The VOTES will be counted in 2015 for Wastemonster and for Holyrood in 2016 - then and only then will the future for Scotland's people be decided - in Scotland and for Scotland.
If we keep going round in "what-if" circles - we'll end up - up our own bahookies!
Leave that to the sh** stirrers - they're very good at it.

MY REPLY

You're just becoming exasperated, Barontorc. I feel that way too at times, but here is the reality – we control the referendum, but -

There are a number of ways to approach a country's independence, the main ones being  unilateral secession - either by violent revolution or velvet revolution - or by legal, democratic referendum followed by negotiation. Scotland has chosen the latter for the obvious reason that opinion is divided within Scotland and either of the first two options would create violent conflict within Scotland and suppression from outside of it.
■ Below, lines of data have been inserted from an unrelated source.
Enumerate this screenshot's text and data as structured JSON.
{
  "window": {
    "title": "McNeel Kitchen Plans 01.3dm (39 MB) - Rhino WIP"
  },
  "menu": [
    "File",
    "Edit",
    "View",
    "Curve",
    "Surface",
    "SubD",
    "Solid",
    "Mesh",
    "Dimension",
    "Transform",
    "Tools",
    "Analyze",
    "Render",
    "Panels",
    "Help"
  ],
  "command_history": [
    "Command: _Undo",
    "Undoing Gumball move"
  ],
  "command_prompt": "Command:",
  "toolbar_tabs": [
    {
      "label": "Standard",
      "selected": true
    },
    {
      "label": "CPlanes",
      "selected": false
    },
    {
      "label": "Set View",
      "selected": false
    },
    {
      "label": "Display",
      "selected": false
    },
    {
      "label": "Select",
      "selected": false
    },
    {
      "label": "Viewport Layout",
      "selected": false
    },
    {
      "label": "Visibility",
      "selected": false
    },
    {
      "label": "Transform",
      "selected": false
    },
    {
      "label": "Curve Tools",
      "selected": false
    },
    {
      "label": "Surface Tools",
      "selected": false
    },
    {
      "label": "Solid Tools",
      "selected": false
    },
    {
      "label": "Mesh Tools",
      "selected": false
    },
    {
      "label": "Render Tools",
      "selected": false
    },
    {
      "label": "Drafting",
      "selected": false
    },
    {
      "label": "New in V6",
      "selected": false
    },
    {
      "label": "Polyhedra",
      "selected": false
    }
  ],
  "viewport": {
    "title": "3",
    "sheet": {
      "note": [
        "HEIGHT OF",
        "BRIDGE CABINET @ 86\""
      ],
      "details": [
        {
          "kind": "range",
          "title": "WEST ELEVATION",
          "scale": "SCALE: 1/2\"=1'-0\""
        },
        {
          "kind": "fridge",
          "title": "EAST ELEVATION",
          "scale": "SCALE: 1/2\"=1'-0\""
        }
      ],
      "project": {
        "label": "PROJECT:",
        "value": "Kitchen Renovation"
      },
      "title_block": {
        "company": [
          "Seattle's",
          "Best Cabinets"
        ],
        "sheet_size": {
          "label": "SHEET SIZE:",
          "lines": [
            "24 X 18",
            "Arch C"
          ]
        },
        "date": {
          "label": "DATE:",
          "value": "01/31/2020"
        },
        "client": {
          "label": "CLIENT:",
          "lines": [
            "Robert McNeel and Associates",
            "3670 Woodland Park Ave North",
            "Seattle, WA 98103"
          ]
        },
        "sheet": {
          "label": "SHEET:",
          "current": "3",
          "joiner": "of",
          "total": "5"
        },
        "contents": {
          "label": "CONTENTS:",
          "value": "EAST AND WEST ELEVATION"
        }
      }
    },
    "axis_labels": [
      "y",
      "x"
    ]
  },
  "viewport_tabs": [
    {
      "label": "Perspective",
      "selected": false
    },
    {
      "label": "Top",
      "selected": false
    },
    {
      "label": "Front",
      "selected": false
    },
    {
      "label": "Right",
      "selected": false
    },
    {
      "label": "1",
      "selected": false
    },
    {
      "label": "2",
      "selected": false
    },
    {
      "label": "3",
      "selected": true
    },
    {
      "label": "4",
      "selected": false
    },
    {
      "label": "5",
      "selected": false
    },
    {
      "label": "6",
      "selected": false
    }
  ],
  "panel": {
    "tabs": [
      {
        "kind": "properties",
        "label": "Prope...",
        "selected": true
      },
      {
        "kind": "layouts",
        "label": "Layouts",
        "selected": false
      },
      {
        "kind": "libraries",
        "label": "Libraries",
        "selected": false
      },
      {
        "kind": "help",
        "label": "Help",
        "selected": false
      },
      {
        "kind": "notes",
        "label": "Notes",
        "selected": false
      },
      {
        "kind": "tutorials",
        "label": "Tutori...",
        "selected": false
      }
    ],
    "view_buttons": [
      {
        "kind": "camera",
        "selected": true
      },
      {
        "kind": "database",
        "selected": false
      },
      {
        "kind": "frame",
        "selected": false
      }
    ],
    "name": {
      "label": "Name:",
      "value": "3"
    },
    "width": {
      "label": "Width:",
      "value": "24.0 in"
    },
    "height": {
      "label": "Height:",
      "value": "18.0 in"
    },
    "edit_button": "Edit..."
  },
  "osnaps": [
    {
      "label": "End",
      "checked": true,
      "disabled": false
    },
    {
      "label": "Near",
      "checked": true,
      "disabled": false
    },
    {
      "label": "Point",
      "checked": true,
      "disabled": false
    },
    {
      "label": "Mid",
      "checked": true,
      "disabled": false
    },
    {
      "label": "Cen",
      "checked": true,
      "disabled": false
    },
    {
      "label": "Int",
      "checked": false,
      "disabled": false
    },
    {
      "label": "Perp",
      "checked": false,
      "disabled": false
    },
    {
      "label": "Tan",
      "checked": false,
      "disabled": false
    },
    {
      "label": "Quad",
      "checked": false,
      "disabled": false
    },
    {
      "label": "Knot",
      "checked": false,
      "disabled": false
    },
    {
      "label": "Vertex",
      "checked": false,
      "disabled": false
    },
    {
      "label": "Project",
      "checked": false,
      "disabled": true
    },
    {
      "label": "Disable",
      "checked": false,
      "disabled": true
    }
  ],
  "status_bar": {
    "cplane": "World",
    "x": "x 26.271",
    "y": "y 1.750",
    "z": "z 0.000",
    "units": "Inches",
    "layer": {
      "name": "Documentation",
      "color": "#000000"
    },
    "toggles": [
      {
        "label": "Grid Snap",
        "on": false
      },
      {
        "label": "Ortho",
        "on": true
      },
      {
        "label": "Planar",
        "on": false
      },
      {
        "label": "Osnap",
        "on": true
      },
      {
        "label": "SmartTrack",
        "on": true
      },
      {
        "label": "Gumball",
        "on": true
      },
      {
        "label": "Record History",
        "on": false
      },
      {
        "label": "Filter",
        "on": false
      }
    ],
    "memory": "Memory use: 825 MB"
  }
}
What is proposed is a consultative referendum, i.e. one that is simply an expression of the will of the Scottish electorate and can be presented to the UK Government as such, and as a basis for negotiation. It is vital that that process be endorsed, as far as is possible, not only by those in favour of independence but also those opposed, both within Scotland and outside of Scotland.

The first requirement, an essential one,  is that the Scottish Government considers the process to be legal under Scottish and international law.

The second requirement – not essential but desirable in my view -  is that the process be regarded as legal under EU and UK law.

The third requirement – intimately related to the first two - is that the outcome of the ballot itself be beyond reasonable legal challenge.

Any discussions and any measure that contribute to the acceptance by all Scots that i) the outcome of the ballot is valid and ii) that the subsequent negotiations are conducted on a legitimate basis - and ideally the UK, the EU and the world community - are therefore well-worth pursuing.

All nationalists occasionally entertain fantasies of a Slovenian velvet revolution, where we just walk away from the UK and, after a brief kerfuffle, it is accepted. But that is a fantasy and there is no basis in the current Scottish mood for it happening.

So the occasional cries of frustration - including mine - are understandable, but ultimately unhelpful, other than to let off steam before returning to sanity.

regards,

Peter

Thursday, 26 January 2012

Referendum debate - votes for 16-17 year olds? - Not if Wallace and Lamont can stop them!

16 and 17 year olds can marry, enter the armed forces, have children - but they can't vote in the referendum, to help determine the future of their country, Scotland - the future that is in their hands.

The UK government, the Advocate General and the Leader of the Scottish Labour Party don't want them to vote - except in an AV referendum that nobody asked for and nobody wanted, the campaign for which was one of the dirtiest in a long time, and in which the Coalition 'partners' - Tory and LibDems fought like ferrets in a sack.

Anyone who thinks that the law isn't politicised in the UK should listen to Jim Wallace in this debate. An unelected Lord, a member of a party with 5 MSPs in Scotland - a party that, if there were a general election tomorrow, would be reduced to a rump in the UK - Lord Wallace is the legal watchdog of the Crown in Scotland.

And we know what he's watching for ...